By Garrett Simmons
Women are the backbone of any family farm operation.
More often than not, they are the glue that holds it all together. Mothers, grandmothers and sisters often provide those vital organizational skills. They celebrate every success on the farm but also feel the stress and anguish when things go awry.
But the contributions of women on the farm sometime go unnoticed, a fact the Celebrating Women in Farming Conference aims to change.
The event, set for Oct. 12 at the Readymade Hall is designed to offer women on the farm a unique experience, complete with resources, connection and plenty of relaxation.
“We hope women leave with an understanding of how appreciated and valued they are in their community, and understand they are not alone,” said Lorena Ahmadi, Farm Family Outreach Worker for Family and Community Support Services.
Another goal of the event is to encourage woman, and farm families in general, to reach out for outside assistance when times are tough.
“A lot of farmers are struggling and there are a lot of stressors, so we just want to let them know that they are not alone,” said Ahmadi.
“I think overall, it’s a survival mechanism and it’s worked for a long time for families to rely on themselves and on their direct family members. But life has gotten harder and a lot more complicated for everyone so we just want farm families to know they can come to us for help,” added Kori Kuryvial, Farm Family Outreach Coordinator for FCSS.
The concept for the conference was formulated through interactions with farm families in southern Alberta, according to Kuryvial.
“Women are so important to the region and they do so much for their families and for their farm, and we thought a conference would be a good place to make some connections and to also recognize their work.”

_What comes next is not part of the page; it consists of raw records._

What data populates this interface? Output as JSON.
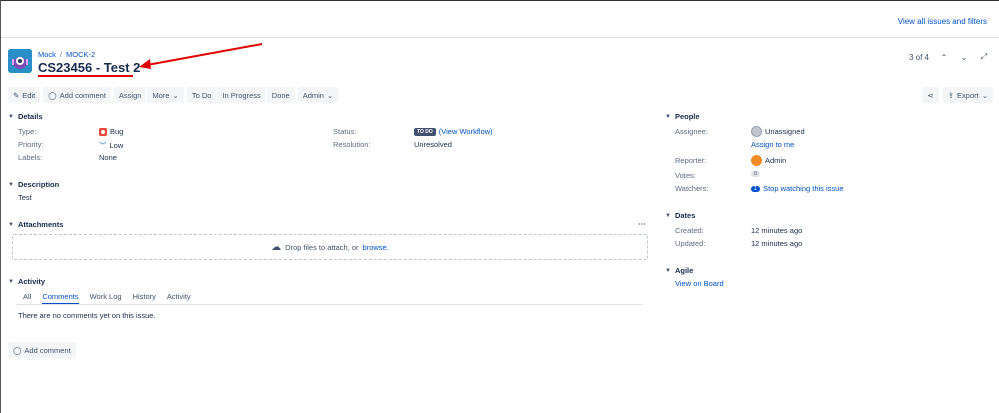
{
  "topbar": {
    "view_all": "View all issues and filters"
  },
  "breadcrumb": {
    "project": "Mock",
    "issue_key": "MOCK-2"
  },
  "issue": {
    "title": "CS23456 - Test 2"
  },
  "pager": {
    "position": "3 of 4"
  },
  "toolbar": {
    "edit": "Edit",
    "add_comment": "Add comment",
    "assign": "Assign",
    "more": "More",
    "to_do": "To Do",
    "in_progress": "In Progress",
    "done": "Done",
    "admin": "Admin",
    "export": "Export"
  },
  "details": {
    "heading": "Details",
    "type_label": "Type:",
    "type_value": "Bug",
    "priority_label": "Priority:",
    "priority_value": "Low",
    "labels_label": "Labels:",
    "labels_value": "None",
    "status_label": "Status:",
    "status_badge": "TO DO",
    "status_link": "(View Workflow)",
    "resolution_label": "Resolution:",
    "resolution_value": "Unresolved"
  },
  "description": {
    "heading": "Description",
    "text": "Test"
  },
  "attachments": {
    "heading": "Attachments",
    "drop_text": "Drop files to attach, or",
    "browse": "browse."
  },
  "activity": {
    "heading": "Activity",
    "tabs": [
      "All",
      "Comments",
      "Work Log",
      "History",
      "Activity"
    ],
    "empty": "There are no comments yet on this issue.",
    "add_comment": "Add comment"
  },
  "people": {
    "heading": "People",
    "assignee_label": "Assignee:",
    "assignee_value": "Unassigned",
    "assign_to_me": "Assign to me",
    "reporter_label": "Reporter:",
    "reporter_value": "Admin",
    "votes_label": "Votes:",
    "votes_count": "0",
    "watchers_label": "Watchers:",
    "watchers_count": "1",
    "watchers_link": "Stop watching this issue"
  },
  "dates": {
    "heading": "Dates",
    "created_label": "Created:",
    "created_value": "12 minutes ago",
    "updated_label": "Updated:",
    "updated_value": "12 minutes ago"
  },
  "agile": {
    "heading": "Agile",
    "view_on_board": "View on Board"
  },
  "colors": {
    "link": "#0052cc",
    "annotation": "#e00000",
    "bug": "#e5493a"
  }
}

Kaitlynn Weaver, Outreach Services Supervisor for FCSS, added women are responsible for much of the emotional labour of dealing with stress on the farm, combined with duties such as cooking, transportation and of course, work in the field. It can all be a little overwhelming for even the most organized family farm.
“With that in mind, we thought it might be a good time to recognize women and celebrate their contributions,” said Weaver.
Oct. 12 will feature an entire day dedicated to those who make these very important contributions.
“The day will start off with a keynote address from Billi J. Miller, a farmer who has done many interviews with Albertan women in farming,” said Ahmadi.
Miller, a current farmer, avid storyteller and Albertan author, will take the morning to highlight the remarkable roles of women and the extraordinary life family farms offer.
A catered lunch will break up the day before an afternoon session with Leadership Coach Diana Ward.
“The leadership session is not necessarily about agriculture but will highlight the fact that women are leaders in their community, on their farms, where they work and in all facets of their life,” said Weaver. “The workshop will empower the folks who are attending and also recognize the fact they are leaders and provide insight on how they can continue that into their own lives.”
Following the workshop, participants will have the opportunity to unwind.
“We’ll end the day with relaxation stations – mini massage, some self-care options people can try out,” said Ahmadi. “We want to give back to women in agriculture and give them time to have fun, make some new friends and connect with other people.”
FCSS staff will also be on hand to relay information about its services and to hand out swag bags, complete with valuable resources.
Tickets are $30, and registration can be completed online, through the FCSS website (https://fcss.ca/event/celebrating-women-in-farming-conference/) or by phone at 403-795-4627. There are 60 conference spots available, along with 18 childcare spots.
The conference is funded by the Canadian Red Cross and the Public Health Agency of Canada.